RECORDS PROVIDED
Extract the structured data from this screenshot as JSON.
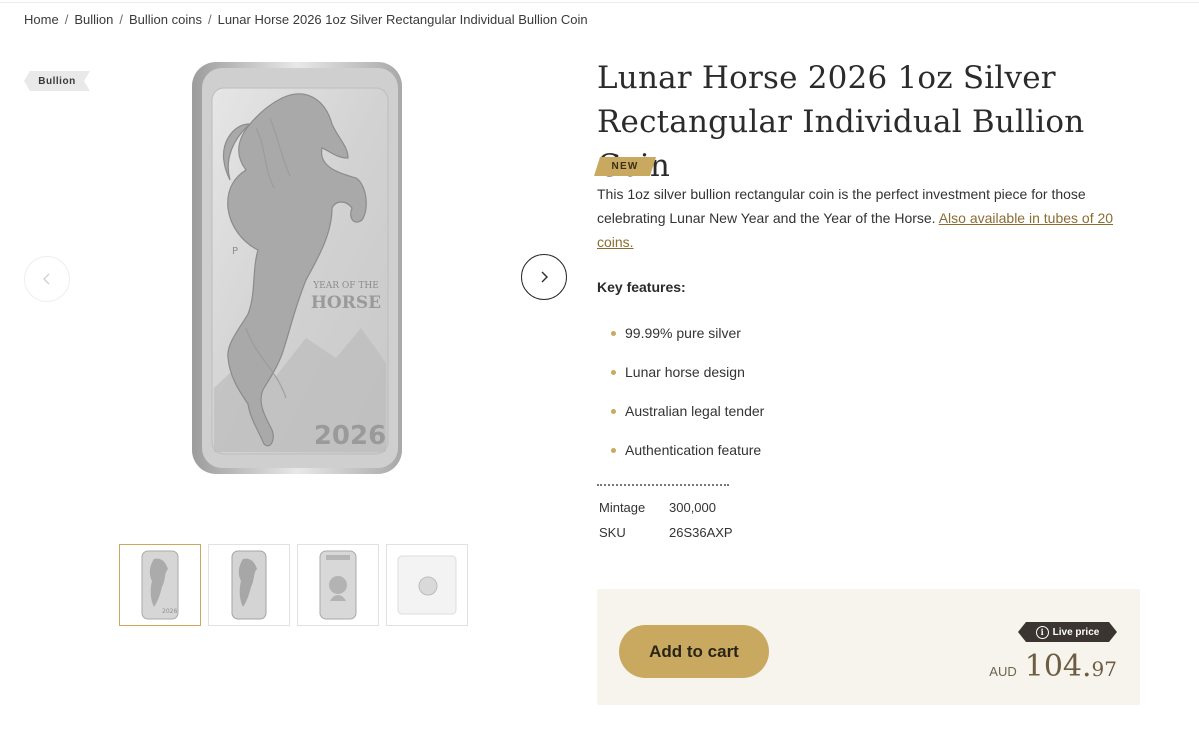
{
  "breadcrumb": {
    "items": [
      "Home",
      "Bullion",
      "Bullion coins",
      "Lunar Horse 2026 1oz Silver Rectangular Individual Bullion Coin"
    ],
    "separator": "/"
  },
  "category_tag": "Bullion",
  "coin_image": {
    "inscription_line1": "YEAR OF THE",
    "inscription_line2": "HORSE",
    "year": "2026",
    "mint_mark": "P"
  },
  "thumbnails": [
    {
      "icon": "coin-reverse-front-icon",
      "active": true
    },
    {
      "icon": "coin-reverse-angle-icon",
      "active": false
    },
    {
      "icon": "coin-obverse-icon",
      "active": false
    },
    {
      "icon": "coin-packaging-icon",
      "active": false
    }
  ],
  "product": {
    "title": "Lunar Horse 2026 1oz Silver Rectangular Individual Bullion Coin",
    "badge": "NEW",
    "description": "This 1oz silver bullion rectangular coin is the perfect investment piece for those celebrating Lunar New Year and the Year of the Horse.",
    "link_text": "Also available in tubes of 20 coins.",
    "key_features_title": "Key features:",
    "features": [
      "99.99% pure silver",
      "Lunar horse design",
      "Australian legal tender",
      "Authentication feature"
    ],
    "specs": [
      {
        "label": "Mintage",
        "value": "300,000"
      },
      {
        "label": "SKU",
        "value": "26S36AXP"
      }
    ]
  },
  "purchase": {
    "add_to_cart": "Add to cart",
    "live_price_label": "Live price",
    "currency": "AUD",
    "price_main": "104.",
    "price_cents": "97"
  },
  "colors": {
    "accent_gold": "#c8a95f",
    "box_bg": "#f7f4ee",
    "live_tag_bg": "#3a3530"
  }
}
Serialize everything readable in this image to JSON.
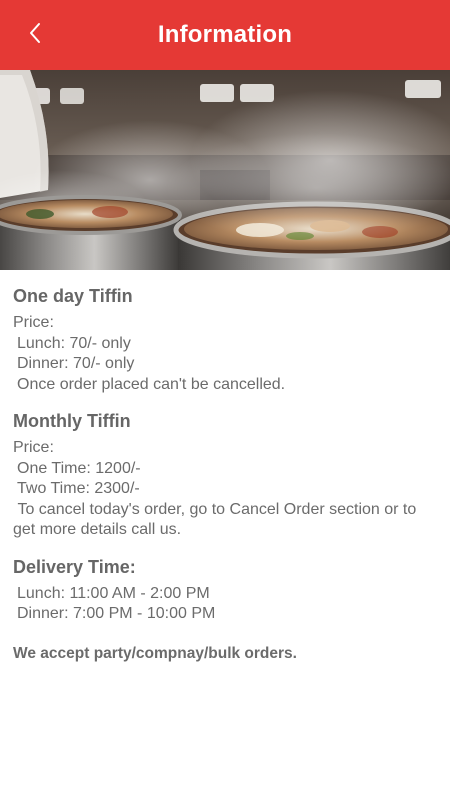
{
  "header": {
    "title": "Information"
  },
  "colors": {
    "header_bg": "#e53935",
    "header_text": "#ffffff",
    "body_text": "#6b6b6b"
  },
  "icons": {
    "back": "chevron-left-icon"
  },
  "hero": {
    "image": "kitchen-cooking-pots-photo"
  },
  "one_day": {
    "title": "One day Tiffin",
    "price_label": "Price:",
    "lunch": "Lunch: 70/- only",
    "dinner": "Dinner: 70/- only",
    "note": "Once order placed can't be cancelled."
  },
  "monthly": {
    "title": "Monthly Tiffin",
    "price_label": "Price:",
    "one_time": "One Time: 1200/-",
    "two_time": "Two Time: 2300/-",
    "note": "To cancel today's order, go to Cancel Order section or to get more details call us."
  },
  "delivery": {
    "title": "Delivery Time:",
    "lunch": "Lunch: 11:00 AM - 2:00 PM",
    "dinner": "Dinner: 7:00 PM - 10:00 PM"
  },
  "footer": {
    "note": "We accept party/compnay/bulk orders."
  }
}
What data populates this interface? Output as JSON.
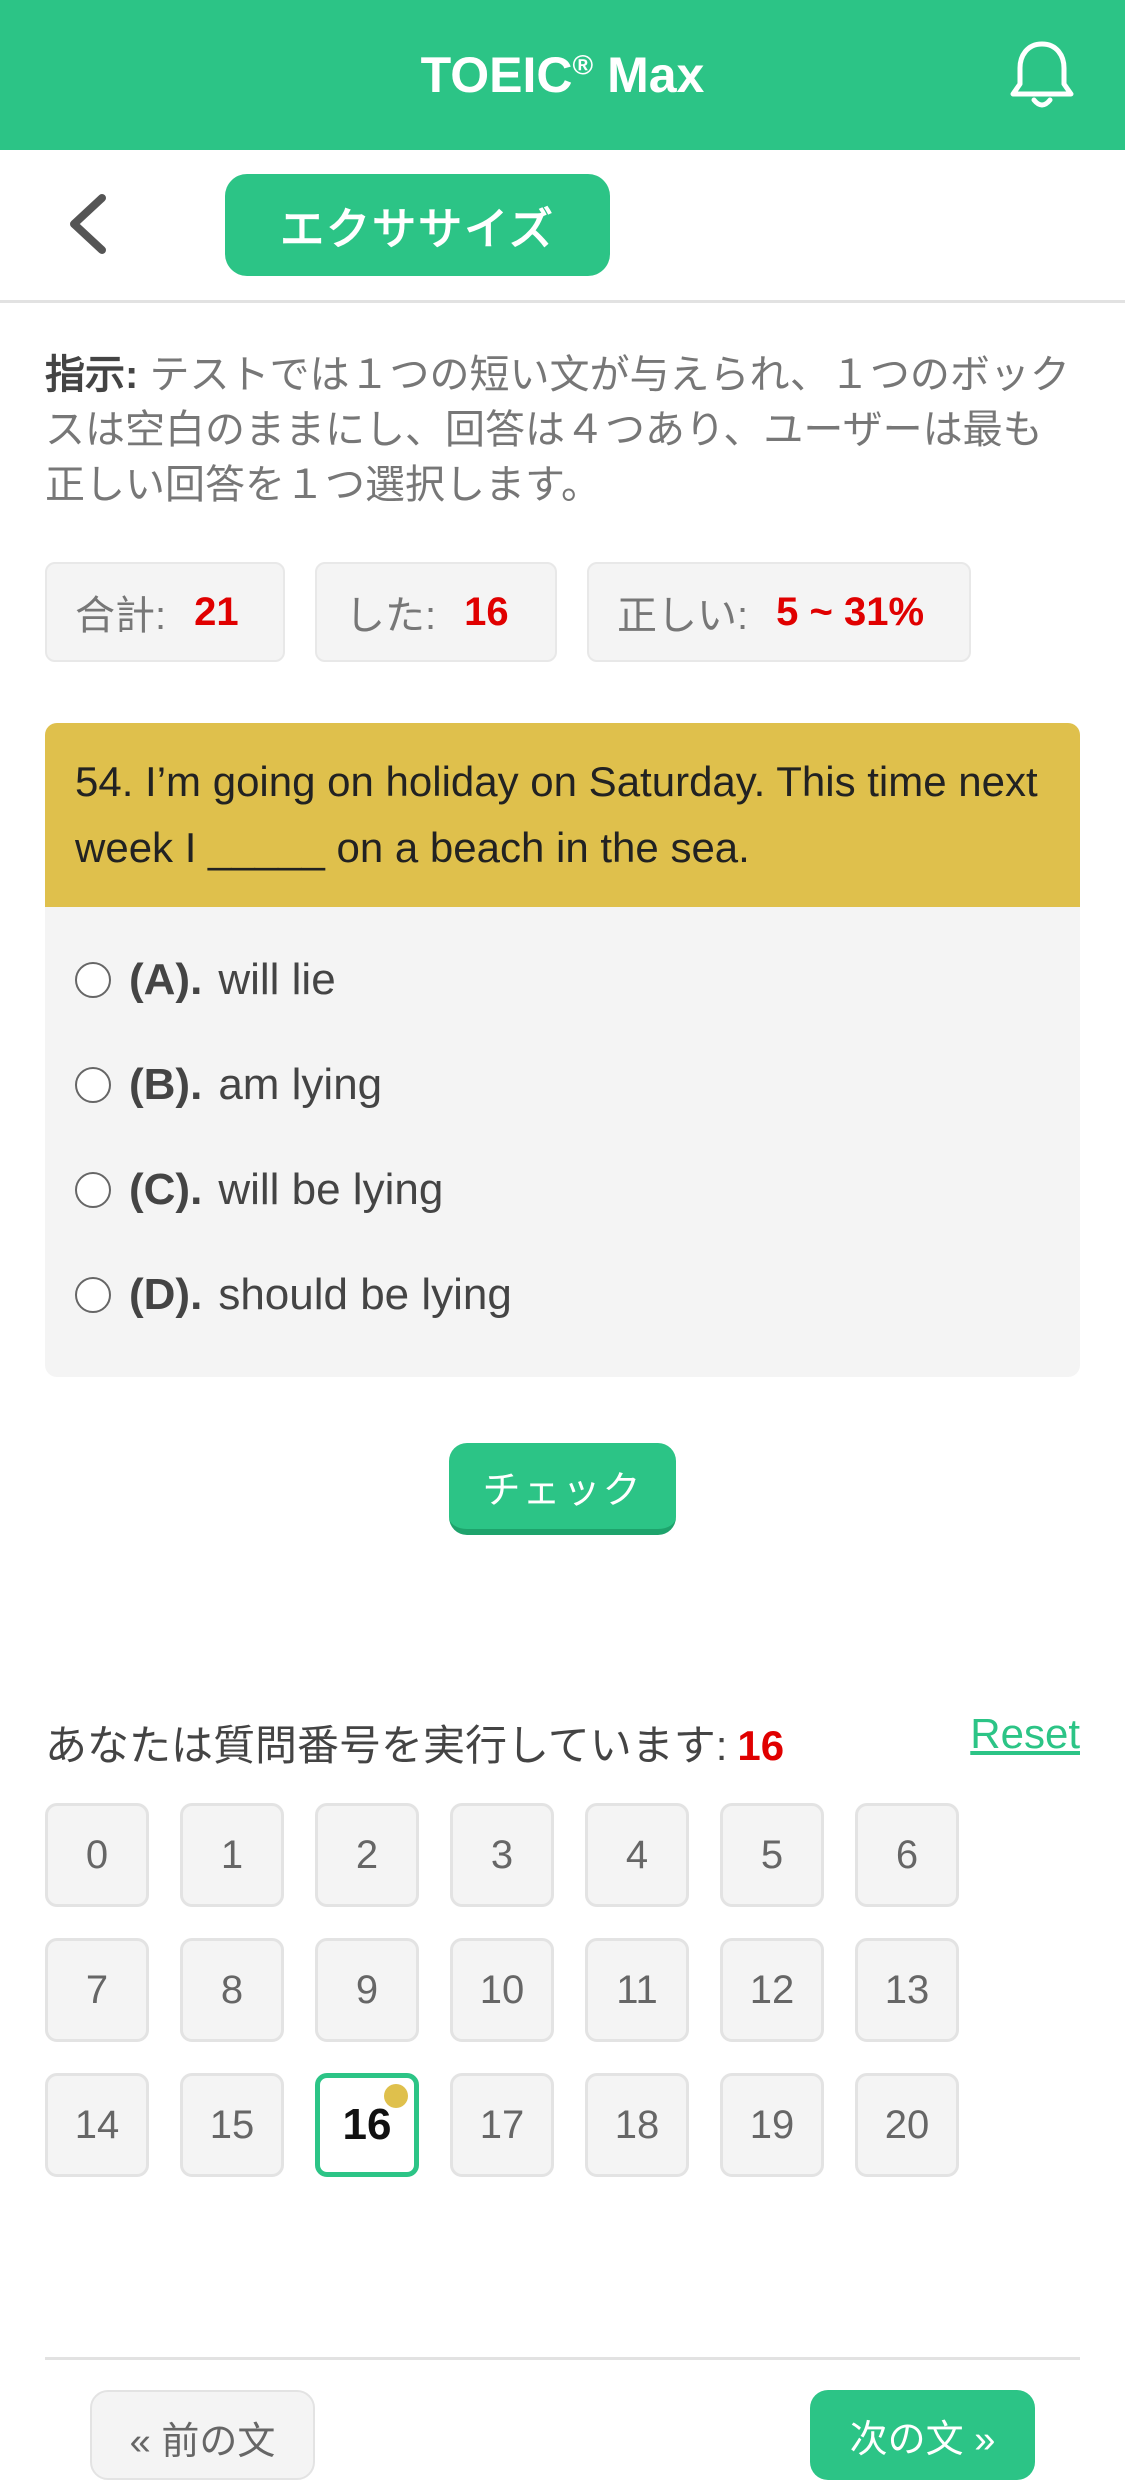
{
  "header": {
    "title": "TOEIC",
    "title_mark": "®",
    "title_suffix": " Max",
    "bell_icon": "bell-icon"
  },
  "subheader": {
    "back_icon": "chevron-left-icon",
    "tab_label": "エクササイズ"
  },
  "instructions": {
    "label": "指示:",
    "text": " テストでは１つの短い文が与えられ、１つのボックスは空白のままにし、回答は４つあり、ユーザーは最も正しい回答を１つ選択します。"
  },
  "stats": {
    "total_label": "合計:",
    "total_value": "21",
    "done_label": "した:",
    "done_value": "16",
    "correct_label": "正しい:",
    "correct_value": "5 ~ 31%"
  },
  "question": {
    "text": "54. I’m going on holiday on Saturday. This time next week I _____ on a beach in the sea.",
    "options": [
      {
        "letter": "(A).",
        "text": "will lie"
      },
      {
        "letter": "(B).",
        "text": "am lying"
      },
      {
        "letter": "(C).",
        "text": "will be lying"
      },
      {
        "letter": "(D).",
        "text": "should be lying"
      }
    ]
  },
  "check_label": "チェック",
  "progress": {
    "label": "あなたは質問番号を実行しています:",
    "current": "16",
    "reset_label": "Reset"
  },
  "question_numbers": [
    "0",
    "1",
    "2",
    "3",
    "4",
    "5",
    "6",
    "7",
    "8",
    "9",
    "10",
    "11",
    "12",
    "13",
    "14",
    "15",
    "16",
    "17",
    "18",
    "19",
    "20"
  ],
  "active_question": "16",
  "nav": {
    "prev_label": "« 前の文",
    "next_label": "次の文 »"
  },
  "colors": {
    "brand": "#2cc486",
    "question_bg": "#dfc04c",
    "highlight": "#e00000"
  }
}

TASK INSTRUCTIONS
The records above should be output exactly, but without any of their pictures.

RESPONSE
Extract the structured data from this screenshot as JSON.
{
  "breadcrumb": {
    "items": [
      "Home",
      "Bullion",
      "Bullion coins",
      "Lunar Horse 2026 1oz Silver Rectangular Individual Bullion Coin"
    ],
    "separator": "/"
  },
  "category_tag": "Bullion",
  "coin_image": {
    "inscription_line1": "YEAR OF THE",
    "inscription_line2": "HORSE",
    "year": "2026",
    "mint_mark": "P"
  },
  "thumbnails": [
    {
      "icon": "coin-reverse-front-icon",
      "active": true
    },
    {
      "icon": "coin-reverse-angle-icon",
      "active": false
    },
    {
      "icon": "coin-obverse-icon",
      "active": false
    },
    {
      "icon": "coin-packaging-icon",
      "active": false
    }
  ],
  "product": {
    "title": "Lunar Horse 2026 1oz Silver Rectangular Individual Bullion Coin",
    "badge": "NEW",
    "description": "This 1oz silver bullion rectangular coin is the perfect investment piece for those celebrating Lunar New Year and the Year of the Horse.",
    "link_text": "Also available in tubes of 20 coins.",
    "key_features_title": "Key features:",
    "features": [
      "99.99% pure silver",
      "Lunar horse design",
      "Australian legal tender",
      "Authentication feature"
    ],
    "specs": [
      {
        "label": "Mintage",
        "value": "300,000"
      },
      {
        "label": "SKU",
        "value": "26S36AXP"
      }
    ]
  },
  "purchase": {
    "add_to_cart": "Add to cart",
    "live_price_label": "Live price",
    "currency": "AUD",
    "price_main": "104.",
    "price_cents": "97"
  },
  "colors": {
    "accent_gold": "#c8a95f",
    "box_bg": "#f7f4ee",
    "live_tag_bg": "#3a3530"
  }
}
Serialize everything readable in this image to JSON.
{
  "header": {
    "title": "Information"
  },
  "colors": {
    "header_bg": "#e53935",
    "header_text": "#ffffff",
    "body_text": "#6b6b6b"
  },
  "icons": {
    "back": "chevron-left-icon"
  },
  "hero": {
    "image": "kitchen-cooking-pots-photo"
  },
  "one_day": {
    "title": "One day Tiffin",
    "price_label": "Price:",
    "lunch": "Lunch: 70/- only",
    "dinner": "Dinner: 70/- only",
    "note": "Once order placed can't be cancelled."
  },
  "monthly": {
    "title": "Monthly Tiffin",
    "price_label": "Price:",
    "one_time": "One Time: 1200/-",
    "two_time": "Two Time: 2300/-",
    "note": "To cancel today's order, go to Cancel Order section or to get more details call us."
  },
  "delivery": {
    "title": "Delivery Time:",
    "lunch": "Lunch: 11:00 AM - 2:00 PM",
    "dinner": "Dinner: 7:00 PM - 10:00 PM"
  },
  "footer": {
    "note": "We accept party/compnay/bulk orders."
  }
}
What data populates this interface? Output as JSON.
{
  "header": {
    "title": "TOEIC",
    "title_mark": "®",
    "title_suffix": " Max",
    "bell_icon": "bell-icon"
  },
  "subheader": {
    "back_icon": "chevron-left-icon",
    "tab_label": "エクササイズ"
  },
  "instructions": {
    "label": "指示:",
    "text": " テストでは１つの短い文が与えられ、１つのボックスは空白のままにし、回答は４つあり、ユーザーは最も正しい回答を１つ選択します。"
  },
  "stats": {
    "total_label": "合計:",
    "total_value": "21",
    "done_label": "した:",
    "done_value": "16",
    "correct_label": "正しい:",
    "correct_value": "5 ~ 31%"
  },
  "question": {
    "text": "54. I’m going on holiday on Saturday. This time next week I _____ on a beach in the sea.",
    "options": [
      {
        "letter": "(A).",
        "text": "will lie"
      },
      {
        "letter": "(B).",
        "text": "am lying"
      },
      {
        "letter": "(C).",
        "text": "will be lying"
      },
      {
        "letter": "(D).",
        "text": "should be lying"
      }
    ]
  },
  "check_label": "チェック",
  "progress": {
    "label": "あなたは質問番号を実行しています:",
    "current": "16",
    "reset_label": "Reset"
  },
  "question_numbers": [
    "0",
    "1",
    "2",
    "3",
    "4",
    "5",
    "6",
    "7",
    "8",
    "9",
    "10",
    "11",
    "12",
    "13",
    "14",
    "15",
    "16",
    "17",
    "18",
    "19",
    "20"
  ],
  "active_question": "16",
  "nav": {
    "prev_label": "« 前の文",
    "next_label": "次の文 »"
  },
  "colors": {
    "brand": "#2cc486",
    "question_bg": "#dfc04c",
    "highlight": "#e00000"
  }
}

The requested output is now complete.